◆ Task prompt: Every line of the data below must be output exactly, with images left out.

= = = =

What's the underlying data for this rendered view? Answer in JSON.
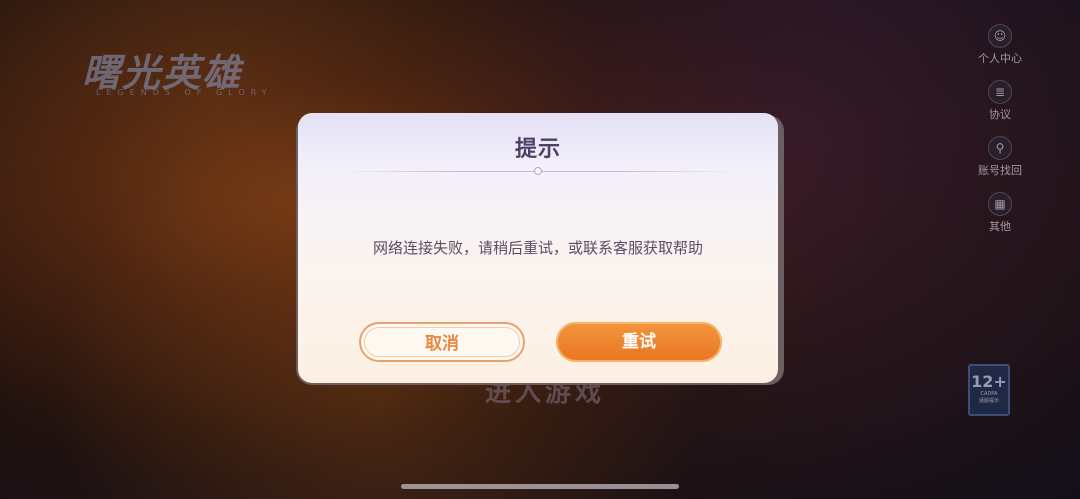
{
  "logo": {
    "title": "曙光英雄",
    "subtitle": "LEGENDS OF GLORY"
  },
  "side_menu": [
    {
      "label": "个人中心",
      "icon": "person-icon"
    },
    {
      "label": "协议",
      "icon": "document-icon"
    },
    {
      "label": "账号找回",
      "icon": "account-search-icon"
    },
    {
      "label": "其他",
      "icon": "grid-icon"
    }
  ],
  "age_badge": {
    "rating": "12+",
    "sub": "CADPA",
    "note": "适龄提示"
  },
  "enter_game": "进入游戏",
  "dialog": {
    "title": "提示",
    "message": "网络连接失败，请稍后重试，或联系客服获取帮助",
    "cancel_label": "取消",
    "retry_label": "重试"
  }
}
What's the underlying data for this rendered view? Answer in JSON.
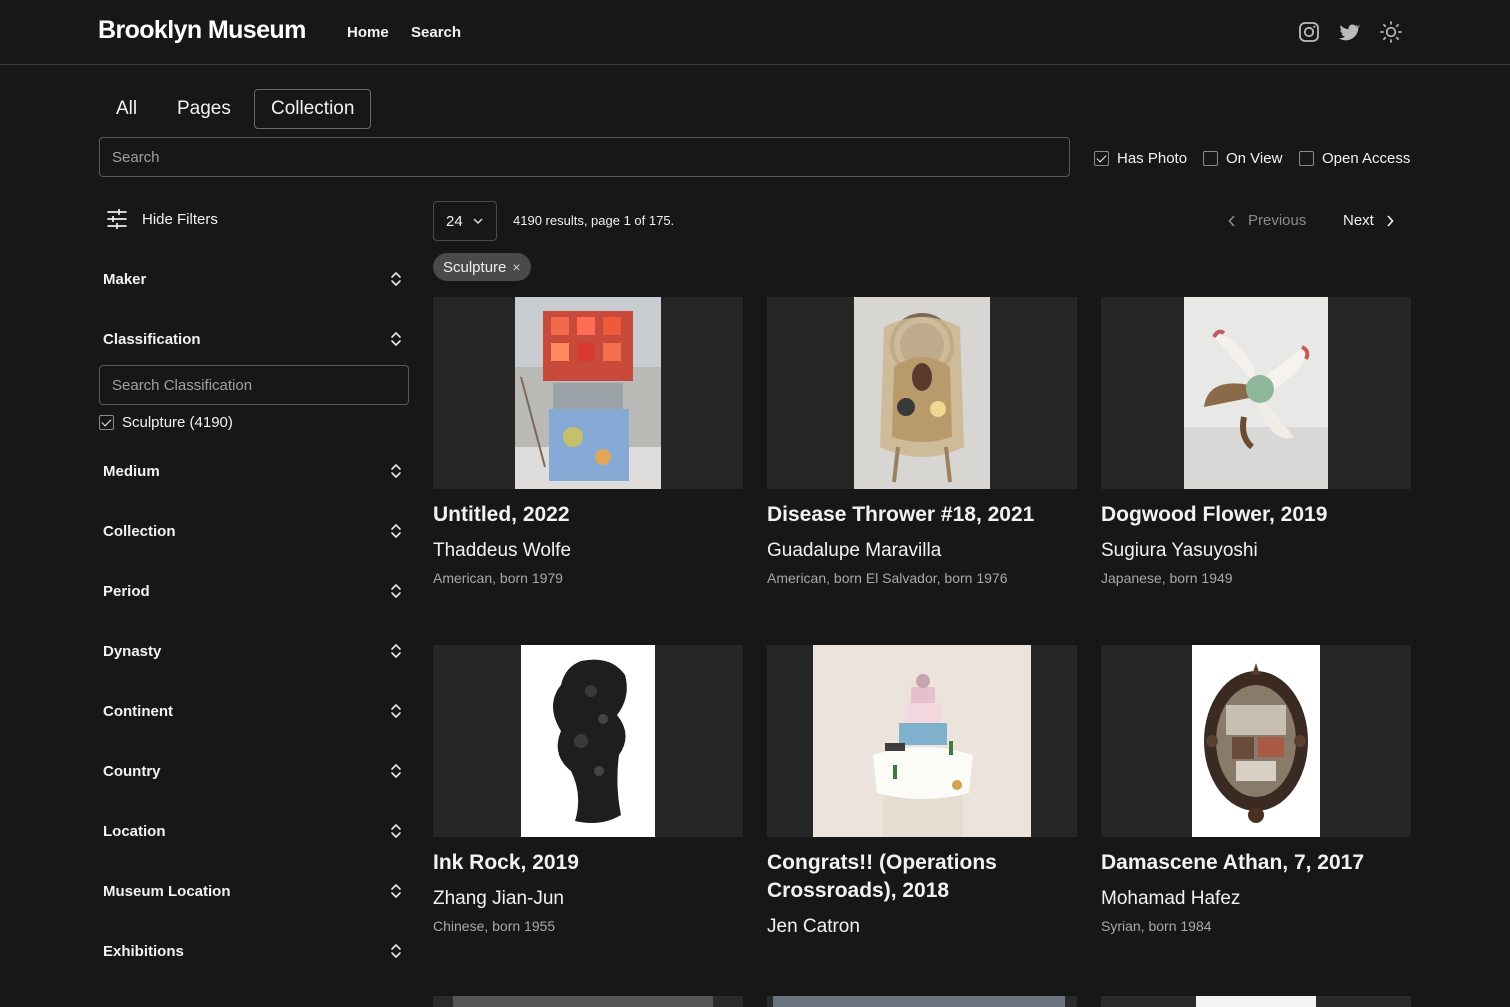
{
  "header": {
    "logo": "Brooklyn Museum",
    "nav": [
      {
        "label": "Home"
      },
      {
        "label": "Search"
      }
    ],
    "icons": [
      "instagram-icon",
      "twitter-icon",
      "theme-toggle-sun-icon"
    ]
  },
  "tabs": [
    {
      "label": "All",
      "active": false
    },
    {
      "label": "Pages",
      "active": false
    },
    {
      "label": "Collection",
      "active": true
    }
  ],
  "search": {
    "placeholder": "Search",
    "value": ""
  },
  "filters_top": [
    {
      "label": "Has Photo",
      "checked": true
    },
    {
      "label": "On View",
      "checked": false
    },
    {
      "label": "Open Access",
      "checked": false
    }
  ],
  "sidebar": {
    "hide_filters_label": "Hide Filters",
    "facets": [
      {
        "label": "Maker"
      },
      {
        "label": "Classification"
      },
      {
        "label": "Medium"
      },
      {
        "label": "Collection"
      },
      {
        "label": "Period"
      },
      {
        "label": "Dynasty"
      },
      {
        "label": "Continent"
      },
      {
        "label": "Country"
      },
      {
        "label": "Location"
      },
      {
        "label": "Museum Location"
      },
      {
        "label": "Exhibitions"
      }
    ],
    "classification_search_placeholder": "Search Classification",
    "classification_options": [
      {
        "label": "Sculpture (4190)",
        "checked": true
      }
    ]
  },
  "results": {
    "per_page": "24",
    "summary": "4190 results, page 1 of 175.",
    "prev_label": "Previous",
    "next_label": "Next",
    "active_filter_chip": "Sculpture",
    "chip_remove": "×",
    "cards": [
      {
        "title": "Untitled, 2022",
        "maker": "Thaddeus Wolfe",
        "bio": "American, born 1979"
      },
      {
        "title": "Disease Thrower #18, 2021",
        "maker": "Guadalupe Maravilla",
        "bio": "American, born El Salvador, born 1976"
      },
      {
        "title": "Dogwood Flower, 2019",
        "maker": "Sugiura Yasuyoshi",
        "bio": "Japanese, born 1949"
      },
      {
        "title": "Ink Rock, 2019",
        "maker": "Zhang Jian-Jun",
        "bio": "Chinese, born 1955"
      },
      {
        "title": "Congrats!! (Operations Crossroads), 2018",
        "maker": "Jen Catron",
        "bio": ""
      },
      {
        "title": "Damascene Athan, 7, 2017",
        "maker": "Mohamad Hafez",
        "bio": "Syrian, born 1984"
      }
    ]
  },
  "colors": {
    "background": "#171717",
    "text": "#f2f2f2",
    "muted": "#a8a8a8",
    "chip": "#4a4a4a",
    "card_bg": "#262626"
  }
}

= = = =

◆ Exercise result:
What's the underlying data for this rendered view? Answer in JSON.
{
  "logo": {
    "title": "曙光英雄",
    "subtitle": "LEGENDS OF GLORY"
  },
  "side_menu": [
    {
      "label": "个人中心",
      "icon": "person-icon"
    },
    {
      "label": "协议",
      "icon": "document-icon"
    },
    {
      "label": "账号找回",
      "icon": "account-search-icon"
    },
    {
      "label": "其他",
      "icon": "grid-icon"
    }
  ],
  "age_badge": {
    "rating": "12+",
    "sub": "CADPA",
    "note": "适龄提示"
  },
  "enter_game": "进入游戏",
  "dialog": {
    "title": "提示",
    "message": "网络连接失败，请稍后重试，或联系客服获取帮助",
    "cancel_label": "取消",
    "retry_label": "重试"
  }
}
What's the underlying data for this rendered view? Answer in JSON.
{
  "header": {
    "logo": "Brooklyn Museum",
    "nav": [
      {
        "label": "Home"
      },
      {
        "label": "Search"
      }
    ],
    "icons": [
      "instagram-icon",
      "twitter-icon",
      "theme-toggle-sun-icon"
    ]
  },
  "tabs": [
    {
      "label": "All",
      "active": false
    },
    {
      "label": "Pages",
      "active": false
    },
    {
      "label": "Collection",
      "active": true
    }
  ],
  "search": {
    "placeholder": "Search",
    "value": ""
  },
  "filters_top": [
    {
      "label": "Has Photo",
      "checked": true
    },
    {
      "label": "On View",
      "checked": false
    },
    {
      "label": "Open Access",
      "checked": false
    }
  ],
  "sidebar": {
    "hide_filters_label": "Hide Filters",
    "facets": [
      {
        "label": "Maker"
      },
      {
        "label": "Classification"
      },
      {
        "label": "Medium"
      },
      {
        "label": "Collection"
      },
      {
        "label": "Period"
      },
      {
        "label": "Dynasty"
      },
      {
        "label": "Continent"
      },
      {
        "label": "Country"
      },
      {
        "label": "Location"
      },
      {
        "label": "Museum Location"
      },
      {
        "label": "Exhibitions"
      }
    ],
    "classification_search_placeholder": "Search Classification",
    "classification_options": [
      {
        "label": "Sculpture (4190)",
        "checked": true
      }
    ]
  },
  "results": {
    "per_page": "24",
    "summary": "4190 results, page 1 of 175.",
    "prev_label": "Previous",
    "next_label": "Next",
    "active_filter_chip": "Sculpture",
    "chip_remove": "×",
    "cards": [
      {
        "title": "Untitled, 2022",
        "maker": "Thaddeus Wolfe",
        "bio": "American, born 1979"
      },
      {
        "title": "Disease Thrower #18, 2021",
        "maker": "Guadalupe Maravilla",
        "bio": "American, born El Salvador, born 1976"
      },
      {
        "title": "Dogwood Flower, 2019",
        "maker": "Sugiura Yasuyoshi",
        "bio": "Japanese, born 1949"
      },
      {
        "title": "Ink Rock, 2019",
        "maker": "Zhang Jian-Jun",
        "bio": "Chinese, born 1955"
      },
      {
        "title": "Congrats!! (Operations Crossroads), 2018",
        "maker": "Jen Catron",
        "bio": ""
      },
      {
        "title": "Damascene Athan, 7, 2017",
        "maker": "Mohamad Hafez",
        "bio": "Syrian, born 1984"
      }
    ]
  },
  "colors": {
    "background": "#171717",
    "text": "#f2f2f2",
    "muted": "#a8a8a8",
    "chip": "#4a4a4a",
    "card_bg": "#262626"
  }
}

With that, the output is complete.